When a line below contains the word "Camera", copy that line.

--- Provided records Enclosed Below ---

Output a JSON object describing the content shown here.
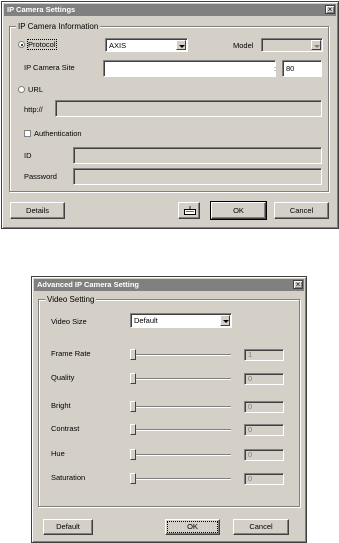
{
  "window1": {
    "title": "IP Camera Settings",
    "close_glyph": "×",
    "group_title": "IP Camera Information",
    "protocol_label": "Protocol",
    "protocol_value": "AXIS",
    "model_label": "Model",
    "model_value": "",
    "site_label": "IP Camera Site",
    "site_value": "",
    "port_separator": ":",
    "port_value": "80",
    "url_label": "URL",
    "http_prefix": "http://",
    "url_value": "",
    "auth_label": "Authentication",
    "id_label": "ID",
    "id_value": "",
    "password_label": "Password",
    "password_value": "",
    "details_button": "Details",
    "keyboard_icon": "keyboard-icon",
    "ok_button": "OK",
    "cancel_button": "Cancel"
  },
  "window2": {
    "title": "Advanced IP Camera Setting",
    "close_glyph": "×",
    "group_title": "Video Setting",
    "video_size_label": "Video Size",
    "video_size_value": "Default",
    "sliders": [
      {
        "label": "Frame Rate",
        "value": "1",
        "position": 0
      },
      {
        "label": "Quality",
        "value": "0",
        "position": 0
      },
      {
        "label": "Bright",
        "value": "0",
        "position": 0
      },
      {
        "label": "Contrast",
        "value": "0",
        "position": 0
      },
      {
        "label": "Hue",
        "value": "0",
        "position": 0
      },
      {
        "label": "Saturation",
        "value": "0",
        "position": 0
      }
    ],
    "default_button": "Default",
    "ok_button": "OK",
    "cancel_button": "Cancel"
  }
}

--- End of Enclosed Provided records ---

• [Solution to this exercise]:
    "title": "IP Camera Settings",
    "group_title": "IP Camera Information",
    "site_label": "IP Camera Site",
    "title": "Advanced IP Camera Setting",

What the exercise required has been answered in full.